Task statement:
Work through the entries below and show every line in which "Locate" is found.

Task data:
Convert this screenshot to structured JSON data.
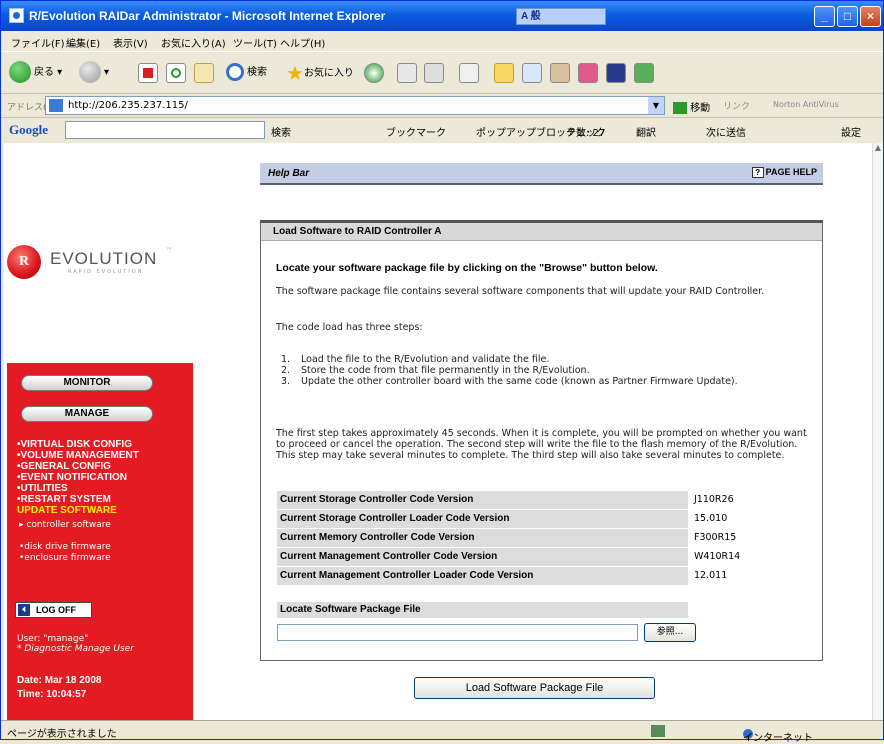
{
  "window": {
    "title": "R/Evolution RAIDar Administrator - Microsoft Internet Explorer",
    "ime_text": "A 般"
  },
  "menu": [
    "ファイル(F)",
    "編集(E)",
    "表示(V)",
    "お気に入り(A)",
    "ツール(T)",
    "ヘルプ(H)"
  ],
  "toolbar": {
    "back_label": "戻る",
    "search_label": "検索",
    "favorites_label": "お気に入り"
  },
  "address": {
    "label": "アドレス(D)",
    "url": "http://206.235.237.115/",
    "go_label": "移動",
    "links_label": "リンク",
    "norton_label": "Norton AntiVirus"
  },
  "google_bar": {
    "brand": "Google",
    "search_label": "検索",
    "bookmarks_label": "ブックマーク",
    "popup_label": "ポップアップブロック数: 27",
    "check_label": "チェック",
    "translate_label": "翻訳",
    "send_label": "次に送信",
    "settings_label": "設定"
  },
  "logo": {
    "initial": "R",
    "word": "EVOLUTION",
    "sub": "RAPID EVOLUTION",
    "tm": "™"
  },
  "sidebar": {
    "monitor_label": "MONITOR",
    "manage_label": "MANAGE",
    "links": [
      "•VIRTUAL DISK CONFIG",
      "•VOLUME MANAGEMENT",
      "•GENERAL CONFIG",
      "•EVENT NOTIFICATION",
      "•UTILITIES",
      "•RESTART SYSTEM"
    ],
    "current": "UPDATE SOFTWARE",
    "sublinks": [
      "▸ controller software",
      "•disk drive firmware",
      "•enclosure firmware"
    ],
    "logoff_label": "LOG OFF",
    "user_line": "User: \"manage\"",
    "role_line": "* Diagnostic Manage User",
    "date_line": "Date: Mar 18 2008",
    "time_line": "Time: 10:04:57"
  },
  "helpbar": {
    "title": "Help Bar",
    "page_help_label": "PAGE HELP"
  },
  "panel": {
    "title": "Load Software to RAID Controller A",
    "instruction": "Locate your software package file by clicking on the \"Browse\" button below.",
    "intro": "The software package file contains several software components that will update your RAID Controller.",
    "steps_intro": "The code load has three steps:",
    "steps": [
      {
        "n": "1.",
        "text": "Load the file to the R/Evolution and validate the file."
      },
      {
        "n": "2.",
        "text": "Store the code from that file permanently in the R/Evolution."
      },
      {
        "n": "3.",
        "text": "Update the other controller board with the same code (known as Partner Firmware Update)."
      }
    ],
    "timing": "The first step takes approximately 45 seconds. When it is complete, you will be prompted on whether you want to proceed or cancel the operation. The second step will write the file to the flash memory of the R/Evolution. This step may take several minutes to complete. The third step will also take several minutes to complete.",
    "versions": [
      {
        "label": "Current Storage Controller Code Version",
        "value": "J110R26"
      },
      {
        "label": "Current Storage Controller Loader Code Version",
        "value": "15.010"
      },
      {
        "label": "Current Memory Controller Code Version",
        "value": "F300R15"
      },
      {
        "label": "Current Management Controller Code Version",
        "value": "W410R14"
      },
      {
        "label": "Current Management Controller Loader Code Version",
        "value": "12.011"
      }
    ],
    "locate_label": "Locate Software Package File",
    "file_value": "",
    "browse_label": "参照..."
  },
  "load_button_label": "Load Software Package File",
  "status": {
    "text": "ページが表示されました",
    "zone": "インターネット"
  }
}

Worked solution:
    "instruction": "Locate your software package file by clicking on the \"Browse\" button below.",
    "locate_label": "Locate Software Package File",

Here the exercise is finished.